More than 200 people attended the 2015 Bay Area Battery Summit at Lawrence Berkeley National Laboratory on Nov. 3 to discuss how to promote transformative energy storage technologies. The purpose of the Summit was to bring scientists together with policymakers and business to discuss what more could be done—whether in labs, universities, industry, Congress, or state and local governments—to accelerate vehicle electrification and grid storage.
Speakers included Cheryl Martin, the former acting director of ARPA-E, Eileen Tutt, executive director of the California Electric Transportation Coalition, and executives from BMW and Tesla Motors, as well as Berkeley Lab battery scientist Venkat Srinivasan, who gave an overview of the changing battery landscape.
“At the end of the day I felt like I learned something about what we, as a community, need to tackle if we are serious about electrification,” said Srinivasan, who was the main force behind the summit. “And the path is not just finding the new magic battery but is in understanding how to bring what we have today to market while continuing to feed the pipeline. Policies need to allow for this to happen.”
Srinivasan said he was pleased with the capacity turnout and the healthy exchange of ideas. Co-organizers of the event were CalCharge, the Dept. of Energy’s Joint Center for Energy Storage Research (JCESR), and the Electric Power Research Institute. The event was also sponsored by the Bay Area Council.
JCESR Director George Crabtree gave an update on the search for the next-generation battery, nearly three years into the hub’s five-year charter. He noted that it took 20 years for the lithium-ion battery to come out, from the time it was conceived in 1970 to 1991 when Sony introduced it. “It looked nothing like its original conception,” he said. “It performed about twice as good as the best battery in 1991, so it was a breakthrough.”
Since then, lithium-ion batteries have seen a linear increase in energy density and decrease in cost. But those trends won’t continue indefinitely. He outlined the four technologies that JCESR is pursuing for transportation and the grid.
Uwe Higgen, the head of the BMW USA technology office, gave a glimpse into BMW’s vision for the future of mobility, which includes cars powered by electricity, automated vehicles that drive almost accident-free, and cars that are more integrated into the digital ecosystem.
He also described the company approach for pursuing greater adoption of electric vehicles, including using gamification to encourage people to be more efficient, giving more detailed information on charging and route-planning, and making electric driving fun.

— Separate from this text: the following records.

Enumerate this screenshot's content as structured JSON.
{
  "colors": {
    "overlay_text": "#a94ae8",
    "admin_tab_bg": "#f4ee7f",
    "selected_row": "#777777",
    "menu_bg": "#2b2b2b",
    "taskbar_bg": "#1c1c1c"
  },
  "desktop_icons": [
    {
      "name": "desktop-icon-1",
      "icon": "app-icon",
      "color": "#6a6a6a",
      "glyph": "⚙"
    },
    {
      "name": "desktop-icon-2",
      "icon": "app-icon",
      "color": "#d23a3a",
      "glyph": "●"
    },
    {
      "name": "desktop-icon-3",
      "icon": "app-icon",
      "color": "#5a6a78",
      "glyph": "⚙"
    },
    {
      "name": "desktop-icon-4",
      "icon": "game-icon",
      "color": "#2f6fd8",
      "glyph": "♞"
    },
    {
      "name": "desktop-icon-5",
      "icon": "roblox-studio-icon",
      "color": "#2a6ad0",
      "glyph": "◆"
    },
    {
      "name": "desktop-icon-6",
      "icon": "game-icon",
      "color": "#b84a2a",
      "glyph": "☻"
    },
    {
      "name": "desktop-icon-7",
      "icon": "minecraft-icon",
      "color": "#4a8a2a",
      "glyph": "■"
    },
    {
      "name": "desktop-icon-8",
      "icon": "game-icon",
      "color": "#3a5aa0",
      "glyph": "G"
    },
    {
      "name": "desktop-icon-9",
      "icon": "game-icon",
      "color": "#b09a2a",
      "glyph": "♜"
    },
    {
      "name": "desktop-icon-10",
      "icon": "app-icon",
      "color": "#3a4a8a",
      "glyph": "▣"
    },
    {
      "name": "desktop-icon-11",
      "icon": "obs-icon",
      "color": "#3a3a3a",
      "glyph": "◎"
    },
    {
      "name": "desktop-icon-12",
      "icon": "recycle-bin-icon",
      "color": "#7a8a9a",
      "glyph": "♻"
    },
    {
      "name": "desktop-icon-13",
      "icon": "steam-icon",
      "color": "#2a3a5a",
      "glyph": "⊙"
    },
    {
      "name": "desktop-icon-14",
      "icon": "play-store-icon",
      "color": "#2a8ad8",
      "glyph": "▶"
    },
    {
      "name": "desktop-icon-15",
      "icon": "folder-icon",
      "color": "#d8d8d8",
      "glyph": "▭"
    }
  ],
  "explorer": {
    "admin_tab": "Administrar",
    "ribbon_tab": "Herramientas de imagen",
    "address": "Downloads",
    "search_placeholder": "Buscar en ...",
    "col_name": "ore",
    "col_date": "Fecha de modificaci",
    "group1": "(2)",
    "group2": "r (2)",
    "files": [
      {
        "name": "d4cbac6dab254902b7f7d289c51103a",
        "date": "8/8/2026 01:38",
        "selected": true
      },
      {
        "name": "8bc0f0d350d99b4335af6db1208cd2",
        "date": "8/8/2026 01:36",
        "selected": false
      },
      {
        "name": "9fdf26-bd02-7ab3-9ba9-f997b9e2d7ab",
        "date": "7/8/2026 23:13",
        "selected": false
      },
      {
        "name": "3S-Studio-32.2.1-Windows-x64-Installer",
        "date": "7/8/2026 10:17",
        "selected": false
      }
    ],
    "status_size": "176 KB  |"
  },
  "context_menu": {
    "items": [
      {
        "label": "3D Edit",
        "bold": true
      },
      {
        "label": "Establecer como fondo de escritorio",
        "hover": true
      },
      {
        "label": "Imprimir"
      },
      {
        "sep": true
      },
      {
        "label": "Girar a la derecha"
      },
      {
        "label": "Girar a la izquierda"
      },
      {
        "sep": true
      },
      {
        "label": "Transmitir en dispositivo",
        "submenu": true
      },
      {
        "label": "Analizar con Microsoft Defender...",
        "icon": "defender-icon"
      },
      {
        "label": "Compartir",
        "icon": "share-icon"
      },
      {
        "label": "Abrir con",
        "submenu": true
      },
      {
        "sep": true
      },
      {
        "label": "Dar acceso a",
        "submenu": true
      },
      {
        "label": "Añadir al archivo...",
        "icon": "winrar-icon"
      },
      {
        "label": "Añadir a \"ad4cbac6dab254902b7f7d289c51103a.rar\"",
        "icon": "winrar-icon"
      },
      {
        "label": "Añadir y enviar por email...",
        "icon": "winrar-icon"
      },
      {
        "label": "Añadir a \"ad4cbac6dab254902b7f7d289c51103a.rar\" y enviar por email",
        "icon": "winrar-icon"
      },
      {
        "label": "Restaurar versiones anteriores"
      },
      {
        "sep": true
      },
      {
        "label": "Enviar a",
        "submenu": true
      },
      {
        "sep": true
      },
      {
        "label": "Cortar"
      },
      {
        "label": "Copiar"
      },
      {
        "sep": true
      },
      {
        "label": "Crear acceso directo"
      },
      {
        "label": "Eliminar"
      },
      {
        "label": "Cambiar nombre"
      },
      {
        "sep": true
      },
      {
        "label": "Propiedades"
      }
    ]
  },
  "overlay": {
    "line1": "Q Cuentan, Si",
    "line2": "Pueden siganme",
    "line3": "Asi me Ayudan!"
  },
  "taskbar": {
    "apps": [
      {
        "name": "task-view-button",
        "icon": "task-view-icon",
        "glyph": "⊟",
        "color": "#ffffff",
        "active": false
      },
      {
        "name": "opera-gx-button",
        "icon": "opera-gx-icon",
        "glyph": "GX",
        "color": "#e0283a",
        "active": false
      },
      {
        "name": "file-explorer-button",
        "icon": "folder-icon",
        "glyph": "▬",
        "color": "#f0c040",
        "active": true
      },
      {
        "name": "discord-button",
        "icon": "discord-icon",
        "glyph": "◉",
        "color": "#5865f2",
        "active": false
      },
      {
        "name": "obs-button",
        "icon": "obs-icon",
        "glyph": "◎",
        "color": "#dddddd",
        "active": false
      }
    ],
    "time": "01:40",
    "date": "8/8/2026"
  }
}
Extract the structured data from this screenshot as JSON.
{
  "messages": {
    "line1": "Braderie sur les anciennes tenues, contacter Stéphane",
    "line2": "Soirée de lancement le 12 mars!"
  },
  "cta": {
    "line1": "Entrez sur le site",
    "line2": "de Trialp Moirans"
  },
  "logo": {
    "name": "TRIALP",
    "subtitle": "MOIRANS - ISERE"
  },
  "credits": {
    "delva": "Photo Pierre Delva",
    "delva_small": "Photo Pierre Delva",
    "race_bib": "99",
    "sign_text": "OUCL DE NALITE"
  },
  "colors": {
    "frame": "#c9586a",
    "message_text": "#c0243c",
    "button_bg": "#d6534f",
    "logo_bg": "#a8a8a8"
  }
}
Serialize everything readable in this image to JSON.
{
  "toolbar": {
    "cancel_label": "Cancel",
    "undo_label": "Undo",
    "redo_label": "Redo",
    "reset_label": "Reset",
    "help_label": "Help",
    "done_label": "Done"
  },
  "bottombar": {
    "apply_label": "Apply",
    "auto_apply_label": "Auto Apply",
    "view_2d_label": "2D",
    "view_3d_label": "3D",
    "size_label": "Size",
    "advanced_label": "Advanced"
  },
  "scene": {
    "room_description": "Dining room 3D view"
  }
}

“Two years ago all of us thought getting the cost down was a matter of increasing energy density. That all changed when Tesla announced its Gigafactory,” Srinivasan told the packed room. “Batteries are getting considerably cheaper, a lot cheaper than what people thought was possible.”